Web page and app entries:
:::

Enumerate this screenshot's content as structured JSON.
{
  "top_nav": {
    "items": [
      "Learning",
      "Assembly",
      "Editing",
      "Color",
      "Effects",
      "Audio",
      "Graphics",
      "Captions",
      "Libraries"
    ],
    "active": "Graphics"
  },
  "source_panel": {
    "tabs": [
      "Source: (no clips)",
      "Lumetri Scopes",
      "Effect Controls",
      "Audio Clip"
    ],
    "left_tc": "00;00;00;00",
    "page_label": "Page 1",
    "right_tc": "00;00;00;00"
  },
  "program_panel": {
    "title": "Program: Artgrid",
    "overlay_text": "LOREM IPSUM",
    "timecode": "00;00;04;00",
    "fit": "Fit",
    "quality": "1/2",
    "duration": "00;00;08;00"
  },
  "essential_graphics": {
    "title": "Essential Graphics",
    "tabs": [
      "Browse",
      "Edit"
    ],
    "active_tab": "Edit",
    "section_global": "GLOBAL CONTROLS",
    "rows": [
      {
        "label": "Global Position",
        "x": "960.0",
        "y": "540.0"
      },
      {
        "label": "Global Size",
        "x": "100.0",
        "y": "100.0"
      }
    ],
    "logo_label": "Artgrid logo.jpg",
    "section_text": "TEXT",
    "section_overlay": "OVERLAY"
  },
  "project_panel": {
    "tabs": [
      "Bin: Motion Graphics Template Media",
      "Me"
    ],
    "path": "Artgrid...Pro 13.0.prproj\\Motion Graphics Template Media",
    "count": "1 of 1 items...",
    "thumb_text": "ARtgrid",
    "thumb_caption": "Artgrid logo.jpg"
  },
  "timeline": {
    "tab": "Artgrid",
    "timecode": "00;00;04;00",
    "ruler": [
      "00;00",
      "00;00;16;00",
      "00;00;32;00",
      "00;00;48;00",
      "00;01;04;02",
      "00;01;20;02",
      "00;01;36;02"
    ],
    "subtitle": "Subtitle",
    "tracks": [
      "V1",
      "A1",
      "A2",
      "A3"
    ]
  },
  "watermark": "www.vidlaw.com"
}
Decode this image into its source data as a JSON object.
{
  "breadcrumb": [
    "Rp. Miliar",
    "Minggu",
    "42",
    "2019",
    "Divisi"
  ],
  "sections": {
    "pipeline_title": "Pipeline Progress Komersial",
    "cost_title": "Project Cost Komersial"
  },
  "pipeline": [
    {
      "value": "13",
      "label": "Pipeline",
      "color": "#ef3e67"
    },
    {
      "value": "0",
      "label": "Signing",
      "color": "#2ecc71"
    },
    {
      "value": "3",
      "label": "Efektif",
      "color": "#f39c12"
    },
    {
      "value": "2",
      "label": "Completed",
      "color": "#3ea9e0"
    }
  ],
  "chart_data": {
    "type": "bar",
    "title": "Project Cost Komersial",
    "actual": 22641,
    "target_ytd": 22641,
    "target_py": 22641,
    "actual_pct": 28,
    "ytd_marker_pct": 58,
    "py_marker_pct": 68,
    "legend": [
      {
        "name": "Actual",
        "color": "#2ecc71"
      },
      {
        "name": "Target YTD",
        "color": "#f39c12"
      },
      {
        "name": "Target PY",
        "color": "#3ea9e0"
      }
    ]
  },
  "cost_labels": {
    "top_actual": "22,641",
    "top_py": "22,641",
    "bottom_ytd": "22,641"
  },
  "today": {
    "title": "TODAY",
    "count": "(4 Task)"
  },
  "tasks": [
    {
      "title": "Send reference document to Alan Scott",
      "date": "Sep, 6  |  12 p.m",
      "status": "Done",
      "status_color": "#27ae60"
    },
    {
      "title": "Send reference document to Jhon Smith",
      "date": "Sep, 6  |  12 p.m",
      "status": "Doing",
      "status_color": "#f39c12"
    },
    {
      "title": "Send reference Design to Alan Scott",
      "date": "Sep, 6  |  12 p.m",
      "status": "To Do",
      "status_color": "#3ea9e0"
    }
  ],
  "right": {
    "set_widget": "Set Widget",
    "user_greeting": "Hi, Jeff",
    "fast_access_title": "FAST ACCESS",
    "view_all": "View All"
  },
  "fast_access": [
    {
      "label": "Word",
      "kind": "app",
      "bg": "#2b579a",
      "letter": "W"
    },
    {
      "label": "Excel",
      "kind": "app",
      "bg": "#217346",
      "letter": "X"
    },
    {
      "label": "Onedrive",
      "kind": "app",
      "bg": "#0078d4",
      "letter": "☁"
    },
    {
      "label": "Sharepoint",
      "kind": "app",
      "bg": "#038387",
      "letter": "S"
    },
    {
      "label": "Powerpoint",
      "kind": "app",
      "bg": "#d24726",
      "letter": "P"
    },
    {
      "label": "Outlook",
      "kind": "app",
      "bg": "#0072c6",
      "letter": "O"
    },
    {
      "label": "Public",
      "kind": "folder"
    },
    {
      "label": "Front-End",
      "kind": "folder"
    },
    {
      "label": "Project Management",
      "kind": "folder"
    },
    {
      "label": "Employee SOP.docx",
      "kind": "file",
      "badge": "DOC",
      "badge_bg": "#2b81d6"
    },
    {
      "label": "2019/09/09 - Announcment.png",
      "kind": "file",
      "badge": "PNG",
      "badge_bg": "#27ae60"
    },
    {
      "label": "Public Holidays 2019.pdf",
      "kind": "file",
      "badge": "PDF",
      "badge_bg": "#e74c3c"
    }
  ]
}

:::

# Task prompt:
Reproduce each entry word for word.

# Answer space:
Enumerate this screenshot's content as structured JSON.
{
  "top_nav": {
    "items": [
      "Learning",
      "Assembly",
      "Editing",
      "Color",
      "Effects",
      "Audio",
      "Graphics",
      "Captions",
      "Libraries"
    ],
    "active": "Graphics"
  },
  "source_panel": {
    "tabs": [
      "Source: (no clips)",
      "Lumetri Scopes",
      "Effect Controls",
      "Audio Clip"
    ],
    "left_tc": "00;00;00;00",
    "page_label": "Page 1",
    "right_tc": "00;00;00;00"
  },
  "program_panel": {
    "title": "Program: Artgrid",
    "overlay_text": "LOREM IPSUM",
    "timecode": "00;00;04;00",
    "fit": "Fit",
    "quality": "1/2",
    "duration": "00;00;08;00"
  },
  "essential_graphics": {
    "title": "Essential Graphics",
    "tabs": [
      "Browse",
      "Edit"
    ],
    "active_tab": "Edit",
    "section_global": "GLOBAL CONTROLS",
    "rows": [
      {
        "label": "Global Position",
        "x": "960.0",
        "y": "540.0"
      },
      {
        "label": "Global Size",
        "x": "100.0",
        "y": "100.0"
      }
    ],
    "logo_label": "Artgrid logo.jpg",
    "section_text": "TEXT",
    "section_overlay": "OVERLAY"
  },
  "project_panel": {
    "tabs": [
      "Bin: Motion Graphics Template Media",
      "Me"
    ],
    "path": "Artgrid...Pro 13.0.prproj\\Motion Graphics Template Media",
    "count": "1 of 1 items...",
    "thumb_text": "ARtgrid",
    "thumb_caption": "Artgrid logo.jpg"
  },
  "timeline": {
    "tab": "Artgrid",
    "timecode": "00;00;04;00",
    "ruler": [
      "00;00",
      "00;00;16;00",
      "00;00;32;00",
      "00;00;48;00",
      "00;01;04;02",
      "00;01;20;02",
      "00;01;36;02"
    ],
    "subtitle": "Subtitle",
    "tracks": [
      "V1",
      "A1",
      "A2",
      "A3"
    ]
  },
  "watermark": "www.vidlaw.com"
}
Decode this image into its source data as a JSON object.
{
  "breadcrumb": [
    "Rp. Miliar",
    "Minggu",
    "42",
    "2019",
    "Divisi"
  ],
  "sections": {
    "pipeline_title": "Pipeline Progress Komersial",
    "cost_title": "Project Cost Komersial"
  },
  "pipeline": [
    {
      "value": "13",
      "label": "Pipeline",
      "color": "#ef3e67"
    },
    {
      "value": "0",
      "label": "Signing",
      "color": "#2ecc71"
    },
    {
      "value": "3",
      "label": "Efektif",
      "color": "#f39c12"
    },
    {
      "value": "2",
      "label": "Completed",
      "color": "#3ea9e0"
    }
  ],
  "chart_data": {
    "type": "bar",
    "title": "Project Cost Komersial",
    "actual": 22641,
    "target_ytd": 22641,
    "target_py": 22641,
    "actual_pct": 28,
    "ytd_marker_pct": 58,
    "py_marker_pct": 68,
    "legend": [
      {
        "name": "Actual",
        "color": "#2ecc71"
      },
      {
        "name": "Target YTD",
        "color": "#f39c12"
      },
      {
        "name": "Target PY",
        "color": "#3ea9e0"
      }
    ]
  },
  "cost_labels": {
    "top_actual": "22,641",
    "top_py": "22,641",
    "bottom_ytd": "22,641"
  },
  "today": {
    "title": "TODAY",
    "count": "(4 Task)"
  },
  "tasks": [
    {
      "title": "Send reference document to Alan Scott",
      "date": "Sep, 6  |  12 p.m",
      "status": "Done",
      "status_color": "#27ae60"
    },
    {
      "title": "Send reference document to Jhon Smith",
      "date": "Sep, 6  |  12 p.m",
      "status": "Doing",
      "status_color": "#f39c12"
    },
    {
      "title": "Send reference Design to Alan Scott",
      "date": "Sep, 6  |  12 p.m",
      "status": "To Do",
      "status_color": "#3ea9e0"
    }
  ],
  "right": {
    "set_widget": "Set Widget",
    "user_greeting": "Hi, Jeff",
    "fast_access_title": "FAST ACCESS",
    "view_all": "View All"
  },
  "fast_access": [
    {
      "label": "Word",
      "kind": "app",
      "bg": "#2b579a",
      "letter": "W"
    },
    {
      "label": "Excel",
      "kind": "app",
      "bg": "#217346",
      "letter": "X"
    },
    {
      "label": "Onedrive",
      "kind": "app",
      "bg": "#0078d4",
      "letter": "☁"
    },
    {
      "label": "Sharepoint",
      "kind": "app",
      "bg": "#038387",
      "letter": "S"
    },
    {
      "label": "Powerpoint",
      "kind": "app",
      "bg": "#d24726",
      "letter": "P"
    },
    {
      "label": "Outlook",
      "kind": "app",
      "bg": "#0072c6",
      "letter": "O"
    },
    {
      "label": "Public",
      "kind": "folder"
    },
    {
      "label": "Front-End",
      "kind": "folder"
    },
    {
      "label": "Project Management",
      "kind": "folder"
    },
    {
      "label": "Employee SOP.docx",
      "kind": "file",
      "badge": "DOC",
      "badge_bg": "#2b81d6"
    },
    {
      "label": "2019/09/09 - Announcment.png",
      "kind": "file",
      "badge": "PNG",
      "badge_bg": "#27ae60"
    },
    {
      "label": "Public Holidays 2019.pdf",
      "kind": "file",
      "badge": "PDF",
      "badge_bg": "#e74c3c"
    }
  ]
}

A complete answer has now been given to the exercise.